“slow marketing is a focus on human, one-on-one connections” – Evelyn Rodriguez
The great thing about technologies like RSS, is their low-committment persistence, their bias for – as Evelyn calls it – ‘slow marketing’.
For example, take real estate. It’s a big purchase occurring infrequently. Most of the time, I’m not looking for or buying a house. Having an RSS feed in my subscriptions continually reminds me of the voices and people I trust – continually in a very non-distractive manner.
The longer term horizon on this is refreshing.
(Dave, Victor and myself)
(Me, Kris Smith, Rick Klau, Eric Olson, and many others at Dinner)
Big thanks go out to;
- Kris Smith – for letting me hang out with him all weekend and running the best session of the conference.
- Tim Coyne – for some amazing conversation.
- Dave Slusher – for dropping zen wisdom all weekend (“there is no good and bad – only relevant to you or irrelevant”, “statistically nobody is listening to your podcast”) and hosting a great BBQ.
I completely agree with Tim Elliott’s and impression of the event:
“I was a bit disappointed in the lack of advancement in the podcasting world over the past year.”
Tim’s right, it isn’t just in the vendors. As a community, the most vocal podcasters are still stuck on the same questions: the name of the thing, measuring success/value, justifying their continued involvement. Disheartening.
I made a number of laps around the expo floor over the 2 days – generally stalling out at the LA Podcasters booth and chatting with Tim Coyne. The other booths seemed to be selling one of the following;

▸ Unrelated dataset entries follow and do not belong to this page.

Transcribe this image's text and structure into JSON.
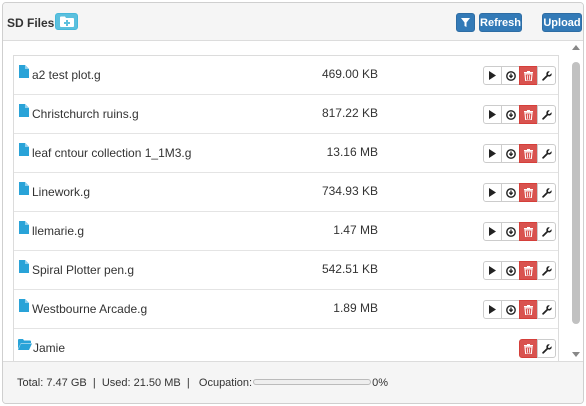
{
  "header": {
    "title": "SD Files",
    "refresh_label": "Refresh",
    "upload_label": "Upload"
  },
  "files": [
    {
      "name": "a2 test plot.g",
      "size": "469.00 KB"
    },
    {
      "name": "Christchurch ruins.g",
      "size": "817.22 KB"
    },
    {
      "name": "leaf cntour collection 1_1M3.g",
      "size": "13.16 MB"
    },
    {
      "name": "Linework.g",
      "size": "734.93 KB"
    },
    {
      "name": "llemarie.g",
      "size": "1.47 MB"
    },
    {
      "name": "Spiral Plotter pen.g",
      "size": "542.51 KB"
    },
    {
      "name": "Westbourne Arcade.g",
      "size": "1.89 MB"
    }
  ],
  "folders": [
    {
      "name": "Jamie"
    }
  ],
  "footer": {
    "total_label": "Total:",
    "total": "7.47 GB",
    "used_label": "Used:",
    "used": "21.50 MB",
    "occupation_label": "Ocupation:",
    "occupation": "0%",
    "occupation_fraction": 0
  },
  "colors": {
    "primary": "#337ab7",
    "info": "#5bc0de",
    "danger": "#d9534f",
    "file_icon": "#29a3d8"
  },
  "icons": {
    "file": "file-icon",
    "folder": "folder-open-icon",
    "play": "play-icon",
    "download": "download-icon",
    "delete": "trash-icon",
    "settings": "wrench-icon",
    "filter": "filter-icon",
    "new_folder": "folder-plus-icon"
  }
}
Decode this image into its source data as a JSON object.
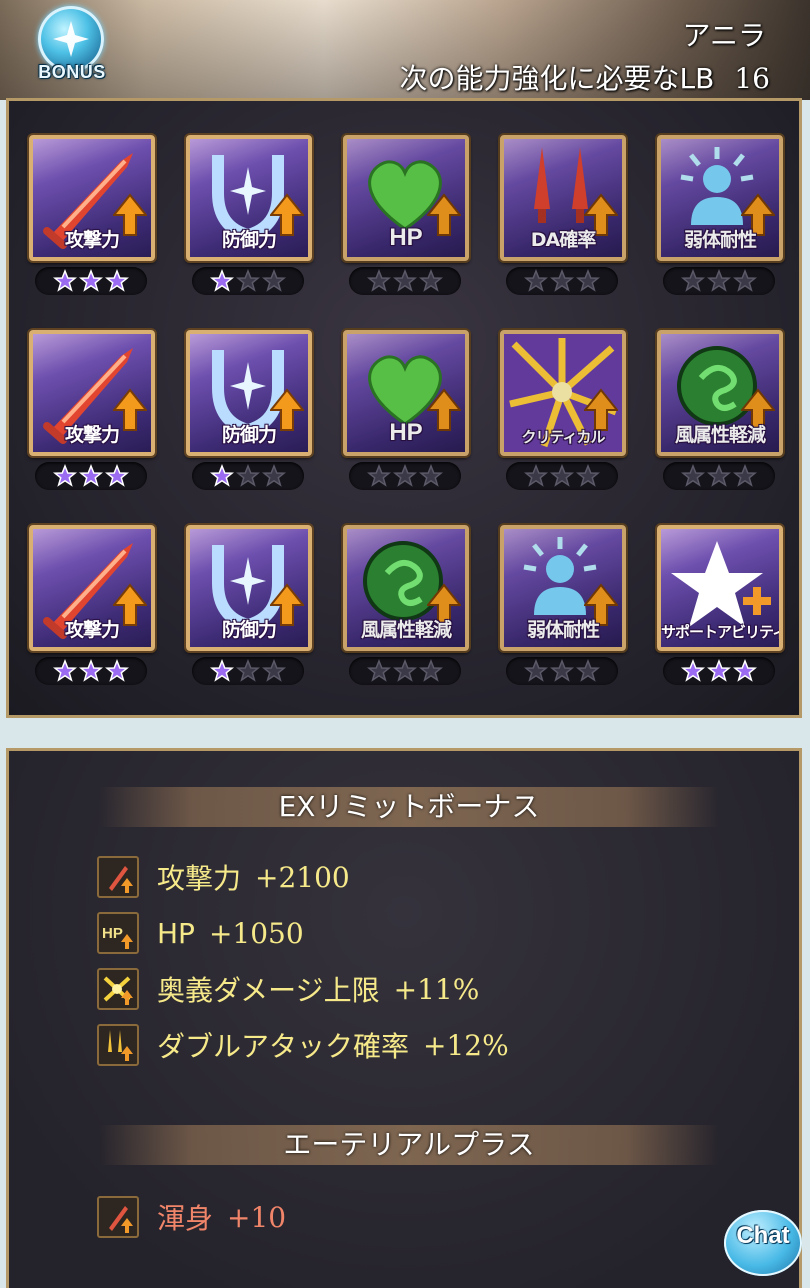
{
  "header": {
    "bonus_label": "BONUS",
    "character_name": "アニラ",
    "lb_text": "次の能力強化に必要なLB",
    "lb_value": "16"
  },
  "skills": [
    {
      "label": "攻撃力",
      "art": "sword-icon",
      "stars": 3
    },
    {
      "label": "防御力",
      "art": "shield-icon",
      "stars": 1
    },
    {
      "label": "HP",
      "art": "heart-icon",
      "stars": 0
    },
    {
      "label": "DA確率",
      "art": "double-sword-icon",
      "stars": 0
    },
    {
      "label": "弱体耐性",
      "art": "debuff-resist-icon",
      "stars": 0
    },
    {
      "label": "攻撃力",
      "art": "sword-icon",
      "stars": 3
    },
    {
      "label": "防御力",
      "art": "shield-icon",
      "stars": 1
    },
    {
      "label": "HP",
      "art": "heart-icon",
      "stars": 0
    },
    {
      "label": "クリティカル",
      "art": "critical-icon",
      "stars": 0
    },
    {
      "label": "風属性軽減",
      "art": "wind-orb-icon",
      "stars": 0
    },
    {
      "label": "攻撃力",
      "art": "sword-icon",
      "stars": 3
    },
    {
      "label": "防御力",
      "art": "shield-icon",
      "stars": 1
    },
    {
      "label": "風属性軽減",
      "art": "wind-orb-icon",
      "stars": 0
    },
    {
      "label": "弱体耐性",
      "art": "debuff-resist-icon",
      "stars": 0
    },
    {
      "label": "サポートアビリティ",
      "art": "support-star-icon",
      "stars": 3
    }
  ],
  "ex_limit": {
    "title": "EXリミットボーナス",
    "items": [
      {
        "name": "攻撃力",
        "value": "+2100"
      },
      {
        "name": "HP",
        "value": "+1050"
      },
      {
        "name": "奥義ダメージ上限",
        "value": "+11%"
      },
      {
        "name": "ダブルアタック確率",
        "value": "+12%"
      }
    ]
  },
  "aetherial": {
    "title": "エーテリアルプラス",
    "items": [
      {
        "name": "渾身",
        "value": "+10"
      }
    ]
  },
  "chat": {
    "label": "Chat"
  },
  "colors": {
    "gold_border": "#d9b071",
    "stat_text": "#f6e98a",
    "aetherial_text": "#f0856a",
    "star_active": "#9b6cf2"
  }
}
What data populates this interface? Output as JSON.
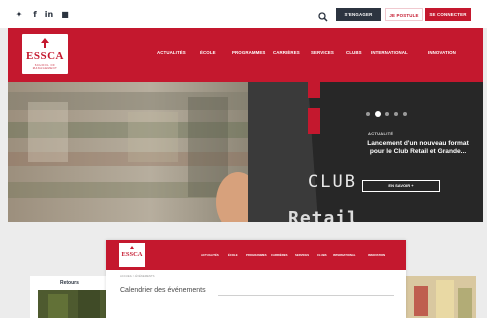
{
  "social": {
    "icons": [
      "twitter-icon",
      "facebook-icon",
      "linkedin-icon",
      "youtube-icon"
    ],
    "glyphs": [
      "🐦",
      "f",
      "in",
      "▶"
    ]
  },
  "utility": {
    "espaces_label": "S'ENGAGER",
    "apply_label": "JE POSTULE",
    "login_label": "SE CONNECTER",
    "search_icon": "search-icon"
  },
  "brand": {
    "logo_text": "ESSCA",
    "logo_subtitle": "SCHOOL OF MANAGEMENT"
  },
  "nav": {
    "items": [
      "ACTUALITÉS",
      "ÉCOLE",
      "PROGRAMMES",
      "CARRIÈRES",
      "SERVICES",
      "CLUBS",
      "INTERNATIONAL",
      "INNOVATION"
    ]
  },
  "hero": {
    "kicker": "ACTUALITÉ",
    "headline": "Lancement d'un nouveau format pour le Club Retail et Grande...",
    "cta": "EN SAVOIR +",
    "sign_text": "CLUB",
    "sign_text2": "Retail",
    "slides_total": 5,
    "slide_active": 2
  },
  "embedded": {
    "logo_text": "ESSCA",
    "breadcrumb": "ACCUEIL > ÉVÉNEMENTS",
    "title": "Calendrier des événements",
    "nav": [
      "ACTUALITÉS",
      "ÉCOLE",
      "PROGRAMMES",
      "CARRIÈRES",
      "SERVICES",
      "CLUBS",
      "INTERNATIONAL",
      "INNOVATION"
    ]
  },
  "side_card": {
    "label": "Retours"
  },
  "colors": {
    "brand_red": "#c4182e",
    "dark": "#2c3440",
    "white": "#ffffff"
  }
}
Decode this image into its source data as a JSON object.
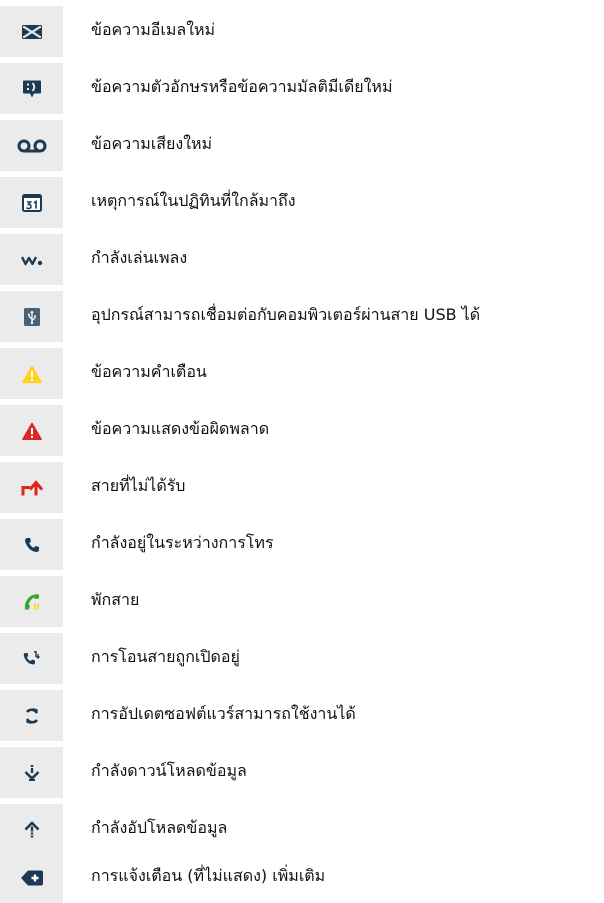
{
  "items": [
    {
      "icon": "email-icon",
      "label": "ข้อความอีเมลใหม่"
    },
    {
      "icon": "text-message-icon",
      "label": "ข้อความตัวอักษรหรือข้อความมัลติมีเดียใหม่"
    },
    {
      "icon": "voicemail-icon",
      "label": "ข้อความเสียงใหม่"
    },
    {
      "icon": "calendar-icon",
      "label": "เหตุการณ์ในปฏิทินที่ใกล้มาถึง"
    },
    {
      "icon": "walkman-icon",
      "label": "กำลังเล่นเพลง"
    },
    {
      "icon": "usb-icon",
      "label": "อุปกรณ์สามารถเชื่อมต่อกับคอมพิวเตอร์ผ่านสาย USB ได้"
    },
    {
      "icon": "warning-icon",
      "label": "ข้อความคำเตือน"
    },
    {
      "icon": "error-icon",
      "label": "ข้อความแสดงข้อผิดพลาด"
    },
    {
      "icon": "missed-call-icon",
      "label": "สายที่ไม่ได้รับ"
    },
    {
      "icon": "call-in-progress-icon",
      "label": "กำลังอยู่ในระหว่างการโทร"
    },
    {
      "icon": "call-on-hold-icon",
      "label": "พักสาย"
    },
    {
      "icon": "call-forwarding-icon",
      "label": "การโอนสายถูกเปิดอยู่"
    },
    {
      "icon": "software-update-icon",
      "label": "การอัปเดตซอฟต์แวร์สามารถใช้งานได้"
    },
    {
      "icon": "download-icon",
      "label": "กำลังดาวน์โหลดข้อมูล"
    },
    {
      "icon": "upload-icon",
      "label": "กำลังอัปโหลดข้อมูล"
    },
    {
      "icon": "more-notifications-icon",
      "label": "การแจ้งเตือน (ที่ไม่แสดง) เพิ่มเติม"
    }
  ],
  "colors": {
    "icon_background": "#ebebeb",
    "icon_dark": "#1c3a54",
    "warning_yellow": "#ffd21f",
    "error_red": "#d62a2a",
    "missed_call_red": "#e0241b",
    "hold_green": "#3aa52c"
  }
}
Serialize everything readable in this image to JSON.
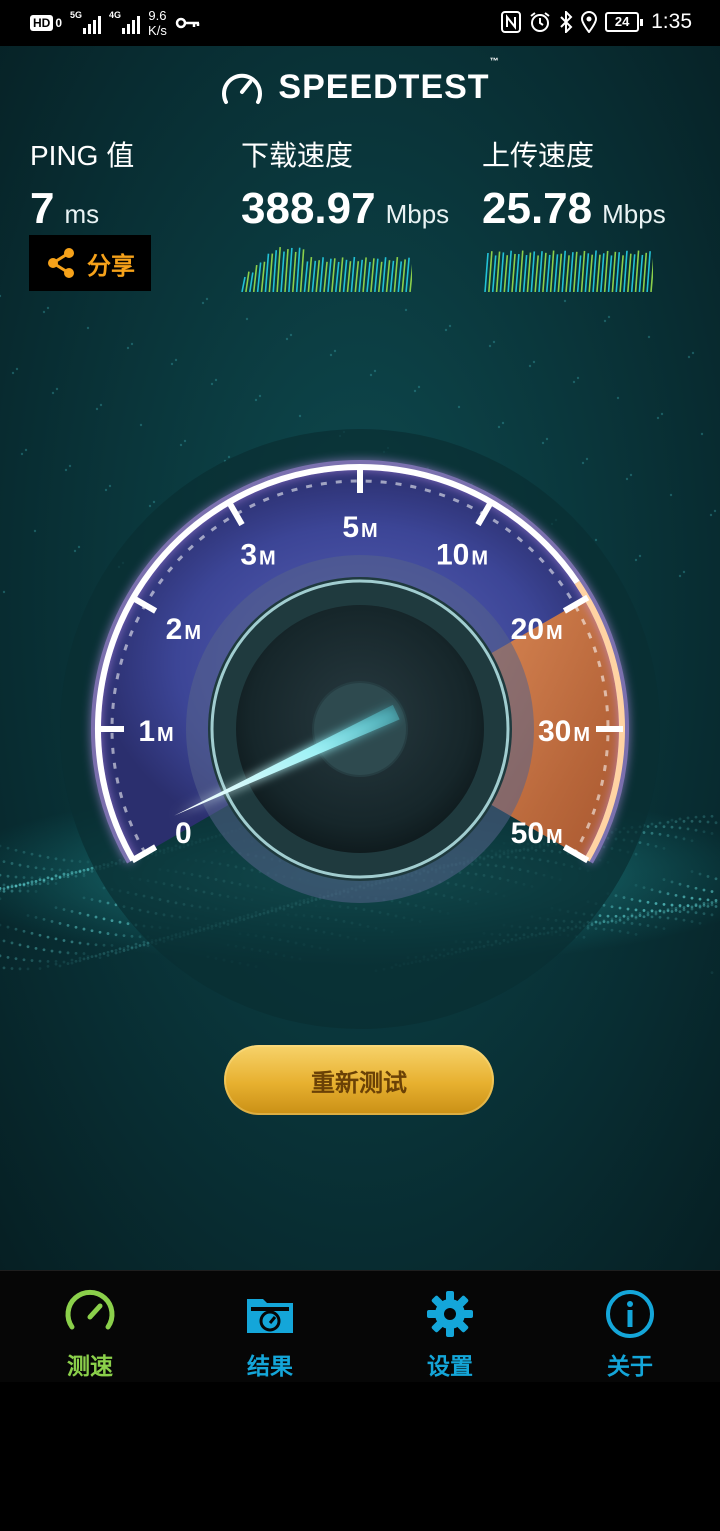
{
  "status_bar": {
    "hd_label": "HD",
    "hd_sub": "0",
    "sim1_label": "5G",
    "sim2_label": "4G",
    "net_speed_value": "9.6",
    "net_speed_unit": "K/s",
    "battery": "24",
    "time": "1:35",
    "icons": [
      "nfc-icon",
      "alarm-icon",
      "bluetooth-icon",
      "location-icon"
    ]
  },
  "app": {
    "logo_text": "SPEEDTEST",
    "logo_tm": "™",
    "ping": {
      "label": "PING 值",
      "value": "7",
      "unit": "ms"
    },
    "download": {
      "label": "下载速度",
      "value": "388.97",
      "unit": "Mbps"
    },
    "upload": {
      "label": "上传速度",
      "value": "25.78",
      "unit": "Mbps"
    },
    "share_label": "分享",
    "gauge": {
      "tick_labels": [
        {
          "num": "0",
          "unit": ""
        },
        {
          "num": "1",
          "unit": "M"
        },
        {
          "num": "2",
          "unit": "M"
        },
        {
          "num": "3",
          "unit": "M"
        },
        {
          "num": "5",
          "unit": "M"
        },
        {
          "num": "10",
          "unit": "M"
        },
        {
          "num": "20",
          "unit": "M"
        },
        {
          "num": "30",
          "unit": "M"
        },
        {
          "num": "50",
          "unit": "M"
        }
      ]
    },
    "retest_label": "重新测试"
  },
  "bottom_nav": [
    {
      "label": "测速",
      "icon": "speedometer-icon",
      "active": true
    },
    {
      "label": "结果",
      "icon": "results-folder-icon",
      "active": false
    },
    {
      "label": "设置",
      "icon": "gear-icon",
      "active": false
    },
    {
      "label": "关于",
      "icon": "info-icon",
      "active": false
    }
  ],
  "colors": {
    "accent_active": "#8bd04b",
    "accent_nav": "#14a6d9",
    "share_orange": "#f6a21a",
    "button_gold": "#e7b02f"
  }
}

- Stuff I already have that works great
- Stuff I won’t ever use
- Stuff that doesn’t make sense
- Snake oil
I left thinking there are 3 problems with the expo as it exists currently;
- It’s serving 2 separate cultures; those that love podcasting and those that missed the first dot com rush
- It’s too niche. As evidence by the expo floor, there’s just not enough innovation happening within the podcasting-specific space year over year to be interesting. Now, if the context was expanded just a hair to anything-RSS we’d start to see far more interesting things. Plus, it’d give larger media brands a better justification for attending.
- Too many logos with the word ‘pod’ in a different color than the rest of the company name.
PodcastMN.com pulls 70+ podcasts in to a single page using a single script.
Is it a network? I hope not.
But it does many of the same functions as a media network (ABC, BBC, NBC, etc); aggregate and present a collection of voices with some common collection of attributes.
While other functions – distribution, production, bandwidth – are handled by the individual podcasters themselves. Is that what makes a network?
To paraphrase – we are all network programmers of each other.
I call this collection of focused, attribute-based re-syndication a lazy networks
“Two podcasters can’t stand next to each other without it being a network” – Dan Klass
This topic came up in a lunch conversation today, and I wanted to confirm I still accurately understood the FCC’s current position:
“That being said, the F.C.C. has no jurisdiction over what content an individual broadcasts over the Internet, assuming it is legal.”
Looks like the recently ratified Cybercrime Treaty is the closest to internet censorship.
The treaty requires the U.S. government help enforce other countries’ “cybercrime” laws – even if the act being prosecuted is not illegal in the United States – EFF
Seems consistent with the previous statement…if only that it extends to the following 15 countries; Albania, Bosnia & Herzegovina, Bulgaria, Croatia, Cyprus, Denmark, Estonia, France, Hungary, Lithuania, Norway, Romania, Slovenia, Macedonia, Ukraine.
Just got off the phone with my dad who recommended not to visit the TA truckstops in Ontario, California.
I’m going to heed his suggestion. Though, I’m not sure where that leaves for dinner.
A confused, elderly woman with a full, knotted, plastic shopping bag was in front of the scanner. The security checkpoint line out of Minneapolis stalled as I put all my stuff in multiple bins.
When a uniformed TSA person asked her if she had a boarding pass, she mumbled the need for help getting a ticket for Transworld Airlines.
“I can’t help you ma’am, I’m the supervisor and I could lose my job if I left my post.”
After a couple exchanges identical to this, the supervisor thankfully handed the woman off to another TSA person.
Reminded me how customer service is smarter, cheaper, more effective, and generally happier than level-orange security.
Reminds me, why are airports so dreary and generally unhappy. Thankfully, Ze Frank gave me the airport smile I was looking for.